my question is about some steps in the book "Finite Temperature Field Theory" by Kapusta and Gale. To explain the setting, I how to evaluate the functional integrals in the expression $$ \ln Z_1=\frac{-\lambda\int d\tau\int d^3 x \int [d\phi]e^{S_0}\phi^4(\bf{x},\tau)}{\int [d\phi]e^{S_0}} $$ where $S_0$ is the non-interacting Lagrangian. $\tau$ is imaginary time. We assume a finite volume V, such that both energies and momenta are quantized, so we can Fourier transform $$ \phi(x,\tau)=\sqrt\frac{\beta}{V}\sum_n\sum_{\bf{p}}e^{i(\bf{p} x+\omega_n \tau)}\tilde\phi_n(\bf{p}), $$ where the energies are $\omega_n=2\pi nT$. Using this Fourier series we can reexpress $$ \ln Z=-\lambda \int d\tau \int d^3x \sum_{n_1,\ldots,n_4}\sum_{\bf{p}_1,\ldots,\bf{p}_4}\frac{\beta^2}{V^2}e^{i(\bf{p}_1+\ldots+\bf{p}_4)\cdot\bf{x}}e^{i(\omega_{n_1}+\ldots+\omega_{n_4})\tau}\frac{A}{B}, $$ where $$ A=\prod_l\prod_\bf{q}\int d\tilde{\phi}_l(\bf{q})\;e^{-\frac{1}{2}\beta^2(\omega_l^2+\bf{q}^2+m^2)\tilde\phi_l(\bf{q})\tilde\phi_{-l}(-\bf{q})}\;\tilde\phi_{n_1}(\bf{p}_1)\ldots\tilde\phi_{n_4}(\bf{p}_4), $$ and B is just the same without the four $\tilde\phi$ in the end coming from the $\phi^4$ term. The integrals over $\bf{x}$ and $\tau$ amount to energy-momentum conservation.
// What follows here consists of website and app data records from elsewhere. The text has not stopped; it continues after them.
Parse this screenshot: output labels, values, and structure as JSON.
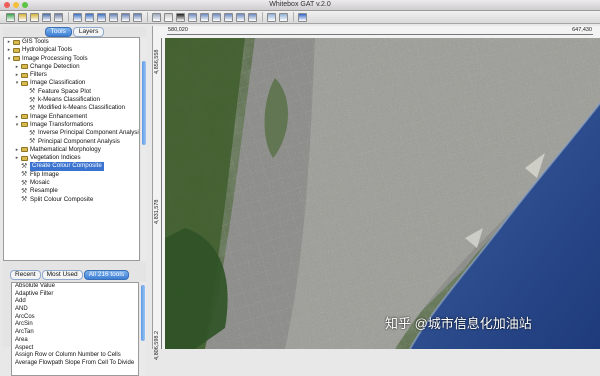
{
  "window": {
    "title": "Whitebox GAT v.2.0",
    "traffic_lights": [
      "#ee5f59",
      "#f4bf3b",
      "#5dc443"
    ]
  },
  "toolbar": {
    "buttons": [
      {
        "name": "open-icon",
        "color": "#3aa34a"
      },
      {
        "name": "folder-open-icon",
        "color": "#d6b23a"
      },
      {
        "name": "folder-icon",
        "color": "#d6b23a"
      },
      {
        "name": "save-icon",
        "color": "#4c6fb0"
      },
      {
        "name": "print-icon",
        "color": "#6f7fa4"
      },
      {
        "name": "sep"
      },
      {
        "name": "layer-icon",
        "color": "#3d72c6"
      },
      {
        "name": "layer-add-icon",
        "color": "#3d72c6"
      },
      {
        "name": "layer-remove-icon",
        "color": "#3d72c6"
      },
      {
        "name": "layers-icon",
        "color": "#6680b8"
      },
      {
        "name": "layers-down-icon",
        "color": "#6680b8"
      },
      {
        "name": "layers-up-icon",
        "color": "#6680b8"
      },
      {
        "name": "sep"
      },
      {
        "name": "zoom-extent-icon",
        "color": "#9aa7bd"
      },
      {
        "name": "pan-hand-icon",
        "color": "#c8c8c8"
      },
      {
        "name": "pointer-icon",
        "color": "#222222"
      },
      {
        "name": "zoom-in-icon",
        "color": "#6d8bc2"
      },
      {
        "name": "zoom-out-icon",
        "color": "#6d8bc2"
      },
      {
        "name": "zoom-layer-icon",
        "color": "#6d8bc2"
      },
      {
        "name": "zoom-full-icon",
        "color": "#6d8bc2"
      },
      {
        "name": "previous-extent-icon",
        "color": "#6d8bc2"
      },
      {
        "name": "next-extent-icon",
        "color": "#6d8bc2"
      },
      {
        "name": "sep"
      },
      {
        "name": "select-feature-icon",
        "color": "#8fb0d6"
      },
      {
        "name": "refresh-icon",
        "color": "#8fb0d6"
      },
      {
        "name": "sep"
      },
      {
        "name": "help-icon",
        "color": "#3566c9"
      }
    ]
  },
  "left_panel": {
    "tabs": [
      {
        "label": "Tools",
        "active": true
      },
      {
        "label": "Layers",
        "active": false
      }
    ],
    "tree": [
      {
        "label": "GIS Tools",
        "level": 1,
        "type": "folder",
        "twisty": "▸"
      },
      {
        "label": "Hydrological Tools",
        "level": 1,
        "type": "folder",
        "twisty": "▸"
      },
      {
        "label": "Image Processing Tools",
        "level": 1,
        "type": "folder",
        "twisty": "▾"
      },
      {
        "label": "Change Detection",
        "level": 2,
        "type": "folder",
        "twisty": "▸"
      },
      {
        "label": "Filters",
        "level": 2,
        "type": "folder",
        "twisty": "▸"
      },
      {
        "label": "Image Classification",
        "level": 2,
        "type": "folder",
        "twisty": "▾"
      },
      {
        "label": "Feature Space Plot",
        "level": 3,
        "type": "tool"
      },
      {
        "label": "k-Means Classification",
        "level": 3,
        "type": "tool"
      },
      {
        "label": "Modified k-Means Classification",
        "level": 3,
        "type": "tool"
      },
      {
        "label": "Image Enhancement",
        "level": 2,
        "type": "folder",
        "twisty": "▸"
      },
      {
        "label": "Image Transformations",
        "level": 2,
        "type": "folder",
        "twisty": "▾"
      },
      {
        "label": "Inverse Principal Component Analysis",
        "level": 3,
        "type": "tool"
      },
      {
        "label": "Principal Component Analysis",
        "level": 3,
        "type": "tool"
      },
      {
        "label": "Mathematical Morphology",
        "level": 2,
        "type": "folder",
        "twisty": "▸"
      },
      {
        "label": "Vegetation Indices",
        "level": 2,
        "type": "folder",
        "twisty": "▸"
      },
      {
        "label": "Create Colour Composite",
        "level": 2,
        "type": "tool",
        "selected": true
      },
      {
        "label": "Flip Image",
        "level": 2,
        "type": "tool"
      },
      {
        "label": "Mosaic",
        "level": 2,
        "type": "tool"
      },
      {
        "label": "Resample",
        "level": 2,
        "type": "tool"
      },
      {
        "label": "Split Colour Composite",
        "level": 2,
        "type": "tool"
      }
    ],
    "bottom_tabs": [
      {
        "label": "Recent",
        "active": false
      },
      {
        "label": "Most Used",
        "active": false
      },
      {
        "label": "All 216 tools",
        "active": true
      }
    ],
    "tool_list": [
      "Absolute Value",
      "Adaptive Filter",
      "Add",
      "AND",
      "ArcCos",
      "ArcSin",
      "ArcTan",
      "Area",
      "Aspect",
      "Assign Row or Column Number to Cells",
      "Average Flowpath Slope From Cell To Divide"
    ]
  },
  "map": {
    "x_min_label": "580,020",
    "x_max_label": "647,430",
    "y_max_label": "4,856,558",
    "y_mid_label": "4,831,578",
    "y_min_label": "4,806,598.2"
  },
  "watermark": "知乎 @城市信息化加油站"
}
Now, using $$ \frac{\int_{-\infty}^\infty dx\;x^2 e^{-ax^2/2}}{\int_{-\infty}^\infty dx\; e^{-ax^2/2}}=\frac{1}{a} $$ I am supposed to get $$ \ln Z_1=-3\beta V \left(T\sum_n \int\frac{d^3p}{(2\pi)^3}\frac{1}{\omega_n^2+\bf{p}^2+m^2}\right)^2. $$

I understand that the factors in A where $l\not\in\{n_1,\ldots,n_4\}$ and $\bf{q}\not\in\{\bf{p}_1,\ldots,\bf{p}_1\}$ simply cancel with the corresponding ones in B.

Because of $$ \int_{-\infty}^{\infty} dx\; xe^{-ax^2}=0, $$ we are supposed zero if not $n_3=-n1$, $\bf{p}_3=-\bf{p}_1$, $n_4=-n2$, $\bf{p}_4=-\bf{p}_2$ or permutations thereof. I don't understand that argument, lets say none of these cases is true, then we get a factor in the integral of the form $$ \int d\tilde\phi_{n_1}(\bf{p_1})\;e^{-\frac{1}{2}\beta^2(\omega_l^2+\bf{p}_1^2+m^2)\tilde\phi_{n_1}(\bf{p}_1)\tilde\phi_{-n_1}(-\bf{p}_1)}\;\tilde\phi_{n_1}(\bf{p}_1) $$ I don't see where the quadratic term in the exponential comes from as this is linear in $\phi_{n_1}(\bf{p}_1)$.

I guess this is my general problem, also for the case that actually $n_3=-n1$, $\bf{p}_3=-\bf{p}_1$, $n_4=-n_2$, $\bf{p}_4=-\bf{p}_2$ or a permutation thereof: How come there is a Gaussian integral appearing when $\phi_{l}(\bf{q})$ and $\phi_{-l}(-\bf{q})$ are independent variables to be integrated over?



Your Answer

By clicking “Post Your Answer”, you agree to our terms of service, privacy policy and cookie policy

Browse other questions tagged or ask your own question.